Date: Fri, 02 Mar 2001 02:30:24 GMT
Local: Thurs, Mar 1 2001 10:30 pm
Subject: Re: Vs: WILL I HAVE TO MOVE.

Where I live is very steep in history dating back to the 1700’s that you’ve probably never even heard of - including the Mexican Wars and pre-Alamo; the birthplace of cattle ranching -
http://www.tpwd.state.tx.us/park/goliad/attract.htm or
http://www.tpwd.state.tx.us/park/goliad/goliad.htm#attractions

Victoria (TX) Advocate
Behind the hype of Texas cattle ranching
Date: August 16, 2006
There is no indstry in Texas that has been the subject of more hype than ranching. While this is true throughout the state, we in South Texas are particularly guilty of stretching the truth a bit when promoting the history of cattle ranching in our counties.
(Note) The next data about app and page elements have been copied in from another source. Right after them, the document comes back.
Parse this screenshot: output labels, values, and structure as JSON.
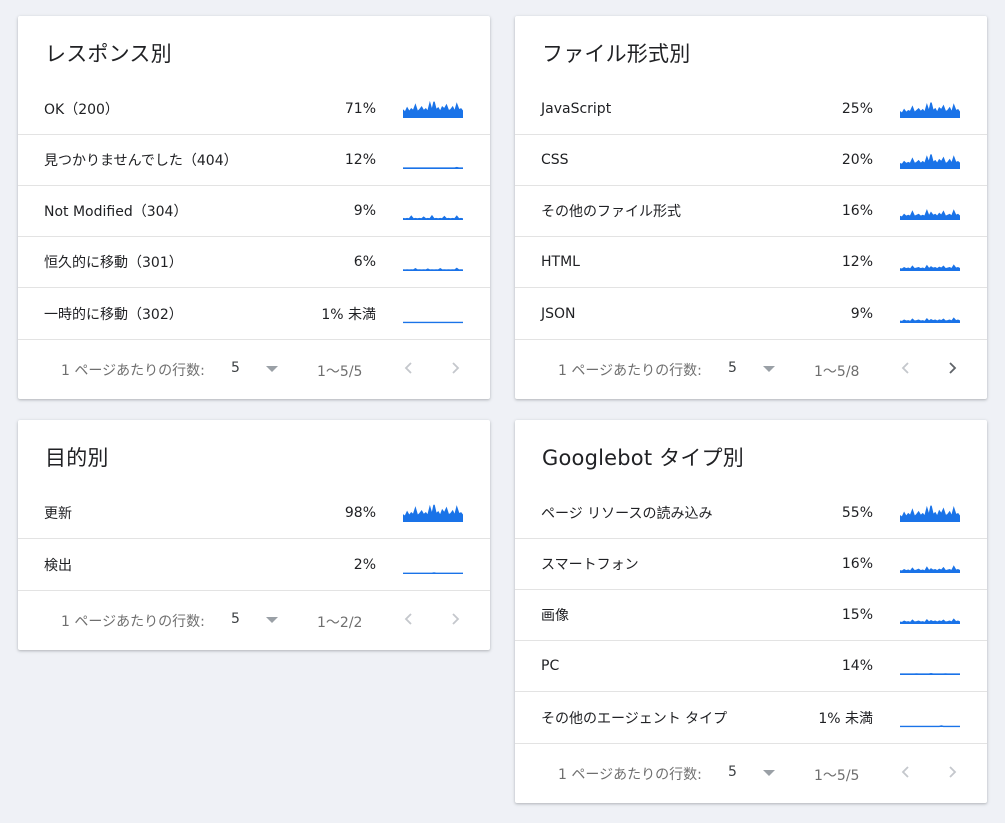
{
  "colors": {
    "spark": "#1a73e8",
    "chevron_disabled": "#c4c7cc",
    "chevron_enabled": "#5f6368"
  },
  "cards": [
    {
      "title": "レスポンス別",
      "rows": [
        {
          "label": "OK（200）",
          "pct": "71%",
          "spark": [
            0.45,
            0.3,
            0.55,
            0.35,
            0.5,
            0.4,
            0.7,
            0.35,
            0.45,
            0.6,
            0.4,
            0.5,
            0.35,
            0.8,
            0.4,
            0.9,
            0.45,
            0.55,
            0.35,
            0.6,
            0.5,
            0.7,
            0.4,
            0.45,
            0.6,
            0.35,
            0.75,
            0.45,
            0.5,
            0.35
          ]
        },
        {
          "label": "見つかりませんでした（404）",
          "pct": "12%",
          "spark": [
            0.05,
            0.05,
            0.05,
            0.05,
            0.05,
            0.05,
            0.05,
            0.05,
            0.05,
            0.05,
            0.05,
            0.05,
            0.05,
            0.05,
            0.05,
            0.05,
            0.05,
            0.05,
            0.05,
            0.05,
            0.05,
            0.05,
            0.05,
            0.05,
            0.05,
            0.05,
            0.08,
            0.05,
            0.05,
            0.05
          ]
        },
        {
          "label": "Not Modified（304）",
          "pct": "9%",
          "spark": [
            0.08,
            0.06,
            0.08,
            0.06,
            0.2,
            0.06,
            0.08,
            0.06,
            0.08,
            0.06,
            0.15,
            0.06,
            0.08,
            0.06,
            0.22,
            0.06,
            0.08,
            0.06,
            0.08,
            0.06,
            0.18,
            0.06,
            0.08,
            0.06,
            0.08,
            0.06,
            0.2,
            0.06,
            0.08,
            0.06
          ]
        },
        {
          "label": "恒久的に移動（301）",
          "pct": "6%",
          "spark": [
            0.06,
            0.05,
            0.06,
            0.05,
            0.06,
            0.05,
            0.12,
            0.05,
            0.06,
            0.05,
            0.06,
            0.05,
            0.1,
            0.05,
            0.06,
            0.05,
            0.06,
            0.05,
            0.12,
            0.05,
            0.06,
            0.05,
            0.06,
            0.05,
            0.06,
            0.05,
            0.14,
            0.05,
            0.06,
            0.05
          ]
        },
        {
          "label": "一時的に移動（302）",
          "pct": "1% 未満",
          "spark": [
            0.03,
            0.03,
            0.03,
            0.03,
            0.03,
            0.03,
            0.03,
            0.03,
            0.03,
            0.03,
            0.03,
            0.03,
            0.03,
            0.03,
            0.03,
            0.03,
            0.03,
            0.03,
            0.03,
            0.03,
            0.03,
            0.03,
            0.03,
            0.03,
            0.03,
            0.03,
            0.03,
            0.03,
            0.03,
            0.03
          ]
        }
      ],
      "footer": {
        "rows_label": "1 ページあたりの行数:",
        "rows_value": "5",
        "range": "1〜5/5",
        "prev_enabled": false,
        "next_enabled": false
      }
    },
    {
      "title": "ファイル形式別",
      "rows": [
        {
          "label": "JavaScript",
          "pct": "25%",
          "spark": [
            0.35,
            0.25,
            0.45,
            0.3,
            0.4,
            0.35,
            0.6,
            0.3,
            0.4,
            0.5,
            0.35,
            0.45,
            0.3,
            0.7,
            0.35,
            0.85,
            0.4,
            0.5,
            0.3,
            0.55,
            0.45,
            0.65,
            0.35,
            0.4,
            0.55,
            0.3,
            0.7,
            0.4,
            0.45,
            0.3
          ]
        },
        {
          "label": "CSS",
          "pct": "20%",
          "spark": [
            0.3,
            0.25,
            0.4,
            0.3,
            0.35,
            0.3,
            0.55,
            0.3,
            0.35,
            0.45,
            0.3,
            0.4,
            0.3,
            0.65,
            0.35,
            0.8,
            0.35,
            0.45,
            0.3,
            0.5,
            0.4,
            0.6,
            0.3,
            0.35,
            0.5,
            0.3,
            0.65,
            0.35,
            0.4,
            0.3
          ]
        },
        {
          "label": "その他のファイル形式",
          "pct": "16%",
          "spark": [
            0.2,
            0.15,
            0.3,
            0.2,
            0.25,
            0.2,
            0.45,
            0.2,
            0.25,
            0.3,
            0.2,
            0.25,
            0.2,
            0.5,
            0.2,
            0.4,
            0.25,
            0.3,
            0.2,
            0.35,
            0.25,
            0.45,
            0.2,
            0.25,
            0.3,
            0.2,
            0.5,
            0.25,
            0.3,
            0.2
          ]
        },
        {
          "label": "HTML",
          "pct": "12%",
          "spark": [
            0.12,
            0.1,
            0.18,
            0.12,
            0.15,
            0.1,
            0.25,
            0.12,
            0.15,
            0.18,
            0.12,
            0.15,
            0.1,
            0.28,
            0.12,
            0.22,
            0.15,
            0.18,
            0.12,
            0.2,
            0.15,
            0.25,
            0.12,
            0.15,
            0.18,
            0.12,
            0.3,
            0.15,
            0.18,
            0.12
          ]
        },
        {
          "label": "JSON",
          "pct": "9%",
          "spark": [
            0.1,
            0.08,
            0.15,
            0.1,
            0.12,
            0.08,
            0.2,
            0.1,
            0.12,
            0.15,
            0.1,
            0.12,
            0.08,
            0.22,
            0.1,
            0.18,
            0.12,
            0.15,
            0.1,
            0.16,
            0.12,
            0.2,
            0.1,
            0.12,
            0.15,
            0.1,
            0.25,
            0.12,
            0.15,
            0.1
          ]
        }
      ],
      "footer": {
        "rows_label": "1 ページあたりの行数:",
        "rows_value": "5",
        "range": "1〜5/8",
        "prev_enabled": false,
        "next_enabled": true
      }
    },
    {
      "title": "目的別",
      "rows": [
        {
          "label": "更新",
          "pct": "98%",
          "spark": [
            0.4,
            0.3,
            0.55,
            0.35,
            0.5,
            0.4,
            0.75,
            0.35,
            0.45,
            0.6,
            0.4,
            0.5,
            0.35,
            0.8,
            0.4,
            0.95,
            0.45,
            0.55,
            0.35,
            0.65,
            0.5,
            0.75,
            0.4,
            0.45,
            0.6,
            0.35,
            0.8,
            0.45,
            0.5,
            0.35
          ]
        },
        {
          "label": "検出",
          "pct": "2%",
          "spark": [
            0.04,
            0.04,
            0.04,
            0.04,
            0.04,
            0.04,
            0.04,
            0.04,
            0.04,
            0.04,
            0.04,
            0.04,
            0.04,
            0.04,
            0.04,
            0.06,
            0.04,
            0.04,
            0.04,
            0.04,
            0.04,
            0.04,
            0.04,
            0.04,
            0.04,
            0.04,
            0.04,
            0.04,
            0.04,
            0.04
          ]
        }
      ],
      "footer": {
        "rows_label": "1 ページあたりの行数:",
        "rows_value": "5",
        "range": "1〜2/2",
        "prev_enabled": false,
        "next_enabled": false
      }
    },
    {
      "title": "Googlebot タイプ別",
      "rows": [
        {
          "label": "ページ リソースの読み込み",
          "pct": "55%",
          "spark": [
            0.35,
            0.25,
            0.5,
            0.3,
            0.45,
            0.35,
            0.65,
            0.3,
            0.4,
            0.55,
            0.35,
            0.45,
            0.3,
            0.75,
            0.35,
            0.9,
            0.4,
            0.5,
            0.3,
            0.6,
            0.45,
            0.7,
            0.35,
            0.4,
            0.55,
            0.3,
            0.75,
            0.4,
            0.45,
            0.3
          ]
        },
        {
          "label": "スマートフォン",
          "pct": "16%",
          "spark": [
            0.12,
            0.1,
            0.18,
            0.12,
            0.15,
            0.1,
            0.25,
            0.12,
            0.15,
            0.2,
            0.12,
            0.15,
            0.1,
            0.3,
            0.12,
            0.22,
            0.15,
            0.18,
            0.12,
            0.2,
            0.15,
            0.28,
            0.12,
            0.15,
            0.18,
            0.12,
            0.35,
            0.15,
            0.18,
            0.12
          ]
        },
        {
          "label": "画像",
          "pct": "15%",
          "spark": [
            0.1,
            0.08,
            0.15,
            0.1,
            0.12,
            0.08,
            0.2,
            0.1,
            0.12,
            0.15,
            0.1,
            0.12,
            0.08,
            0.22,
            0.1,
            0.18,
            0.12,
            0.15,
            0.1,
            0.16,
            0.12,
            0.2,
            0.1,
            0.12,
            0.15,
            0.1,
            0.25,
            0.12,
            0.15,
            0.1
          ]
        },
        {
          "label": "PC",
          "pct": "14%",
          "spark": [
            0.05,
            0.05,
            0.05,
            0.05,
            0.05,
            0.05,
            0.05,
            0.05,
            0.06,
            0.05,
            0.05,
            0.05,
            0.05,
            0.05,
            0.05,
            0.07,
            0.05,
            0.05,
            0.05,
            0.05,
            0.05,
            0.05,
            0.06,
            0.05,
            0.05,
            0.05,
            0.05,
            0.05,
            0.05,
            0.05
          ]
        },
        {
          "label": "その他のエージェント タイプ",
          "pct": "1% 未満",
          "spark": [
            0.03,
            0.03,
            0.03,
            0.03,
            0.03,
            0.03,
            0.03,
            0.03,
            0.03,
            0.03,
            0.03,
            0.03,
            0.03,
            0.03,
            0.03,
            0.03,
            0.03,
            0.03,
            0.03,
            0.03,
            0.06,
            0.03,
            0.03,
            0.03,
            0.03,
            0.03,
            0.03,
            0.03,
            0.03,
            0.03
          ]
        }
      ],
      "footer": {
        "rows_label": "1 ページあたりの行数:",
        "rows_value": "5",
        "range": "1〜5/5",
        "prev_enabled": false,
        "next_enabled": false
      }
    }
  ]
}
There is some justification for this in that ranching did have some of its earliest beginnings in the region, and particularly in and around Victoria County.

It is just that we Texans are often inclined to be a bit overly enthusiastic…

Posted by Barry Popik
Texas (Lone Star State Dictionary) • (0) Comments • Saturday, September 13, 2008 • Permalink